    A meal plan doesn’t need to be rigid, but it’s a big help if you have a rough idea of what you’ll make in the week ahead. Not only does it save you time in the supermarket, but it really does make day-to-day life much easier.

    Freeze in batches

    Get into the habit of doubling recipes and freezing the extra in single portions. If your freezer is always well-stocked, you can rely on “homemade ready meals” at least once a week. This works well with soups, stews, chilli con carne, mashed potatoes, pasta bakes, pies, quiches, tomato sauces, meatballs and homemade bread. This is also great if you have teenaged kids with unpredictable schedules; teach them how to safely defrost and reheat freezer meals and they can feed themselves healthy, home-cooked food whenever necessary.

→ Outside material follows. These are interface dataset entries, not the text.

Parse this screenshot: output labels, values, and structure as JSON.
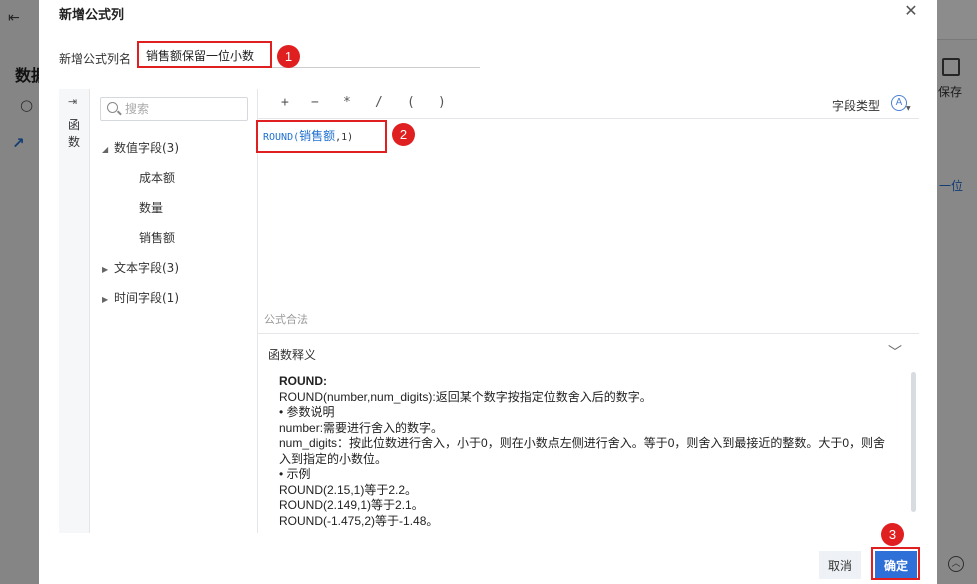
{
  "background": {
    "title_fragment": "数据",
    "save_label": "保存",
    "right_text": "一位",
    "trend_fragment": "i"
  },
  "dialog": {
    "title": "新增公式列",
    "name_label": "新增公式列名",
    "name_value": "销售额保留一位小数"
  },
  "annotations": [
    "1",
    "2",
    "3"
  ],
  "sidebar": {
    "rail_label": "函数",
    "search_placeholder": "搜索",
    "groups": [
      {
        "label": "数值字段(3)",
        "expanded": true,
        "children": [
          "成本额",
          "数量",
          "销售额"
        ]
      },
      {
        "label": "文本字段(3)",
        "expanded": false
      },
      {
        "label": "时间字段(1)",
        "expanded": false
      }
    ]
  },
  "toolbar": {
    "operators": [
      "+",
      "−",
      "*",
      "/",
      "(",
      ")"
    ],
    "field_type_label": "字段类型",
    "field_type_icon": "A"
  },
  "formula": {
    "prefix": "ROUND(",
    "field": "销售额",
    "suffix": ",1)"
  },
  "validation_text": "公式合法",
  "explanation": {
    "header": "函数释义",
    "fn_name": "ROUND:",
    "lines": [
      "ROUND(number,num_digits):返回某个数字按指定位数舍入后的数字。",
      "• 参数说明",
      "number:需要进行舍入的数字。",
      "num_digits：按此位数进行舍入，小于0，则在小数点左侧进行舍入。等于0，则舍入到最接近的整数。大于0，则舍",
      "入到指定的小数位。",
      "• 示例",
      "ROUND(2.15,1)等于2.2。",
      "ROUND(2.149,1)等于2.1。",
      "ROUND(-1.475,2)等于-1.48。"
    ]
  },
  "buttons": {
    "cancel": "取消",
    "ok": "确定"
  },
  "colors": {
    "accent": "#2f6fd8",
    "highlight": "#e02020",
    "formula_text": "#1f6fd0"
  }
}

    Take a break

    If you have one day a week that is always manic, designate it as a cook-free day. This could mean heating up a from-the-freezer meal, grabbing a rotisserie chicken and some baguette on the way home or even just allowing yourself a guilt-free takeaway.

    One cook, two dinners

    Plenty of meal components can be doubled to provide two dinners in the same week. Making a fish pie, for example? Double the Mornay sauce and keep the surplus in the fridge for 2-3 days, then use it to make an easy mac ‘n’ cheese. The trick to resuscitating the chilled sauce is to treat it like a roux: heat it up, stirring, and gradually add extra milk to thin it out. At this stage, you can add extra cheese if desired.

    Low ‘n’ slow

    Invest in a slow cooker. Prep in the morning and leave it to cook on Low while you’re at work. Nothing says convenience like coming home to a hot ready-cooked meal.